A New Book Claims the Internet Has Bred a Different Type of Capitalism

From Motherboard:
On a former industrial patch five floors of glass and steel luxury rise skyward. Bebo founders Michael and Xochi Birch recently launched the Battery, a new hangout for the Silicon Valley elite which, in the owners’ words, will “build community and understanding in San Francisco.” There’s no dress code and they want a diverse clientele.

“So I asked if I could join,” said Andrew Keen. “And they start mumbling and looking at their feet. They say you have to be invited.”

In his new book The Internet is not t​he Answer, Keen rubs up against the “Silicon one percent” to document what he sees as a profound hypocrisy—an elite made wealthy by the internet, co-opting the language of “community” while privatizing public life in every direction.

“You’ve got wealthy Oakland residents crowd-funding thei​r own militias,” he told me in a phone interview. “Google have superimposed Google Bus on San Francisco’s public transit system. These companies are eating away at the idea of public society.” The so-called Google bus is the private shuttle service that recently​ sparked protests as a symbol of gentrification and over the way it used public stops.

A British-born writer and a prominent critic of the web since his 2008 best-seller The​ Cult of the Amateur, Keen occupies an unusual position in the Valley. He is an entrepreneur who’s worked on startups like Audiocafe but is now most famous as Silicon Valley’s rebel critic, a businessman-turned-pundit emphasising social responsibility. His new book fights the current tendency to recommend the internet’s model of networked capitalism as the solution to the world’s social, political, and economic problems.

“There’s this belief that the internet’s the answer to everything,” he explained, citing venture capitalist Shervin ​Pishevar’s call to “Uberize the government.” (Pishevar later tweeted that he was joking).

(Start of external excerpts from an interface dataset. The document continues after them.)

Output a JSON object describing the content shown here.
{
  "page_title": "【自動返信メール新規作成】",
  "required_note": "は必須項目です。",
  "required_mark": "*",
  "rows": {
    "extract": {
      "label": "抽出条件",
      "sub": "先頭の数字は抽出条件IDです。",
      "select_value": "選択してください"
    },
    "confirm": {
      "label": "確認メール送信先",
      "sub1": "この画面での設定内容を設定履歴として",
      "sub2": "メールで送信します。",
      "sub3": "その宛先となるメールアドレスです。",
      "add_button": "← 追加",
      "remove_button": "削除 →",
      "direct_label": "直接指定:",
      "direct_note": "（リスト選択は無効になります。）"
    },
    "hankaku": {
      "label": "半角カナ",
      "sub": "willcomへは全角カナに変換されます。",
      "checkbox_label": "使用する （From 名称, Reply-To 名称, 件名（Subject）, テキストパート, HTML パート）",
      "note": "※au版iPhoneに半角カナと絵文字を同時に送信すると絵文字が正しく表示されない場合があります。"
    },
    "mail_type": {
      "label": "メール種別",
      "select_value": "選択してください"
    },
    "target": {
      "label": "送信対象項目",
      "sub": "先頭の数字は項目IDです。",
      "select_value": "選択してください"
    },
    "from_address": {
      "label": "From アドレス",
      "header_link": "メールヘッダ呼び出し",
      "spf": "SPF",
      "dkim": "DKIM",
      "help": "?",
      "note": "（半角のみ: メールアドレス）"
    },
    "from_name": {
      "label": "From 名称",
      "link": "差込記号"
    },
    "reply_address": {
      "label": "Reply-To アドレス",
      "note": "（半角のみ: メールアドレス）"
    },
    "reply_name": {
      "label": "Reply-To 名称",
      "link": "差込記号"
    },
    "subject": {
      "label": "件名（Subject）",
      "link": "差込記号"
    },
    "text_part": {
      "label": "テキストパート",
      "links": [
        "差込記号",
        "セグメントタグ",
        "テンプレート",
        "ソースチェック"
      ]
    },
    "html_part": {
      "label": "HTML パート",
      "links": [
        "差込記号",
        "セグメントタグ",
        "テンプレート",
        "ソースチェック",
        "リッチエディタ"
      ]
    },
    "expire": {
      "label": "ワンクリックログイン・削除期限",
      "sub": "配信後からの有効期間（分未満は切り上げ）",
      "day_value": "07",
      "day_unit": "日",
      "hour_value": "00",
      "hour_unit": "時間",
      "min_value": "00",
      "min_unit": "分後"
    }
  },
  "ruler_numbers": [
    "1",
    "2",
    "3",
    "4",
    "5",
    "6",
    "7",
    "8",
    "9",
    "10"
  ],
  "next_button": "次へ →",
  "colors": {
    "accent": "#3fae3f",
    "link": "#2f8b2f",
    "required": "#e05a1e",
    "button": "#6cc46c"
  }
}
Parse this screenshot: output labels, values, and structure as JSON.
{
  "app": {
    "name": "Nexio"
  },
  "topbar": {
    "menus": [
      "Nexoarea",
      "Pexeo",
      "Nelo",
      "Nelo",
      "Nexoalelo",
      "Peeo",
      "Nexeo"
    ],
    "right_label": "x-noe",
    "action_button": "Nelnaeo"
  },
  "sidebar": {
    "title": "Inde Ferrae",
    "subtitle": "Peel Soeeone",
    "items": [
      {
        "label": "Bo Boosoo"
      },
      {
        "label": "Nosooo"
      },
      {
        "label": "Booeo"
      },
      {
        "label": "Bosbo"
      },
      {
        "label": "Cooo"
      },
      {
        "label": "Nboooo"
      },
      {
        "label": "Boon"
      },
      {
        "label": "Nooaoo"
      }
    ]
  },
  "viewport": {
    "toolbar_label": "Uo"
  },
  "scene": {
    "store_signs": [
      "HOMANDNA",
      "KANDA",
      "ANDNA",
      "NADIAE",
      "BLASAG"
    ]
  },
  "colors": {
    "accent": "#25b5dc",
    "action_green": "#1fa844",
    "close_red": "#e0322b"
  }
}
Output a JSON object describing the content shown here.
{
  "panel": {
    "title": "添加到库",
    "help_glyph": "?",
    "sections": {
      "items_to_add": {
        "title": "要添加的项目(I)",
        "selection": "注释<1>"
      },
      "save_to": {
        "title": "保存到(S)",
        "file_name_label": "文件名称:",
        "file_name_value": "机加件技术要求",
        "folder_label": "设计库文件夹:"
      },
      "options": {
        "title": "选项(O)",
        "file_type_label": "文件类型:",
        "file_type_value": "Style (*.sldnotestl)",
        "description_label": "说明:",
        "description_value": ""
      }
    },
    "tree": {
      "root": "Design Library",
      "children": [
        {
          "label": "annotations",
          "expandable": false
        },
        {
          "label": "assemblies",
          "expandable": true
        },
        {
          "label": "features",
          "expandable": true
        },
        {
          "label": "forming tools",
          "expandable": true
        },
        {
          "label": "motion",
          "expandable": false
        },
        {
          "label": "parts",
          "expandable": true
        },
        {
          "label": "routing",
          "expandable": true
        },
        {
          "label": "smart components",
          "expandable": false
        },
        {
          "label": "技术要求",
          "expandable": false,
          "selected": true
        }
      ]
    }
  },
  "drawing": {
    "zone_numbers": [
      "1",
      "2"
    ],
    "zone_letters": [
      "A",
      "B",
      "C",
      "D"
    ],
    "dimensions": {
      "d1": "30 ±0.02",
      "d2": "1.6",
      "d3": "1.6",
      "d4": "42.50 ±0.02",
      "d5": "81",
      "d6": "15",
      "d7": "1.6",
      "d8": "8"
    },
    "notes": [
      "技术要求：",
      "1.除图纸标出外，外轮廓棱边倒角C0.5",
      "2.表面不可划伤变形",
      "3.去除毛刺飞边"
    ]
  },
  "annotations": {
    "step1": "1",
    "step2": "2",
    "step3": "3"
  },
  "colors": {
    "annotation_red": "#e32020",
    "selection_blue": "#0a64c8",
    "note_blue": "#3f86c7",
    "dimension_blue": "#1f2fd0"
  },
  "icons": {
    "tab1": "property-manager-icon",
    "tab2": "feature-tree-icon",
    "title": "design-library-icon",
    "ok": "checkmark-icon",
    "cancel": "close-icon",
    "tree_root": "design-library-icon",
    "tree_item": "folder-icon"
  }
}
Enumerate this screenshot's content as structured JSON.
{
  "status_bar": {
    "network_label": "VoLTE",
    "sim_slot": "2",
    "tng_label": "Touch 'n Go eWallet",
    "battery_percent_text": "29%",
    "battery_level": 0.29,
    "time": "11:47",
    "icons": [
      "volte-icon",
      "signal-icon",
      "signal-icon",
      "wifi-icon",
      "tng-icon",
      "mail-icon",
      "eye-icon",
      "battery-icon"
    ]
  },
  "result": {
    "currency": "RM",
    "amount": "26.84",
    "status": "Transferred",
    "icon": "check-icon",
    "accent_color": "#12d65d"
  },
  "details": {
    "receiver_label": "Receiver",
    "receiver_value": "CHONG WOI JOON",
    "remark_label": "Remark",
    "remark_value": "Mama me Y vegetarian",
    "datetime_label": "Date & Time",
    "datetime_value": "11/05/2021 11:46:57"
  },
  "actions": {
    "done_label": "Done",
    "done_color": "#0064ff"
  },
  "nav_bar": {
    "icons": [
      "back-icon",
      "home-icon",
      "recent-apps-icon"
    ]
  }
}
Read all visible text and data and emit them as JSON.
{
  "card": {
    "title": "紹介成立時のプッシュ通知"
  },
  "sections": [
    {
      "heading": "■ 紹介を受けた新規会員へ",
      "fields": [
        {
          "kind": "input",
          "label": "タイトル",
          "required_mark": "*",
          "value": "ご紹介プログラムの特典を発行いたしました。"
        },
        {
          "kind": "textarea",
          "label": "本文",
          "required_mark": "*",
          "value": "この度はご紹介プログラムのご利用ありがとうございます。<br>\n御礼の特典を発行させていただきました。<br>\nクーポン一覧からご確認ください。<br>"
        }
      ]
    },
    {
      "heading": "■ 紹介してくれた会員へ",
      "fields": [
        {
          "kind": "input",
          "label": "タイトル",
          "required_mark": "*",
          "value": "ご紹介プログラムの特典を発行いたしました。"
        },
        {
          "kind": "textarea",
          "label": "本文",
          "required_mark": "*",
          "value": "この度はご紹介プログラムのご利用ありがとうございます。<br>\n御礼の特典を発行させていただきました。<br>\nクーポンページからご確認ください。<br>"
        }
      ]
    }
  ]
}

With the disintermediating tools of the digital sharing economy, traditional mediators like agencies/small-ads/labor exchanges are replaced by networks. Such networks have a phenomenal edge in matching supply and demand (hence the massive success of something like ​Airbnb) but in Keen’s view would make a disastrous choice for managing government and economies....MORE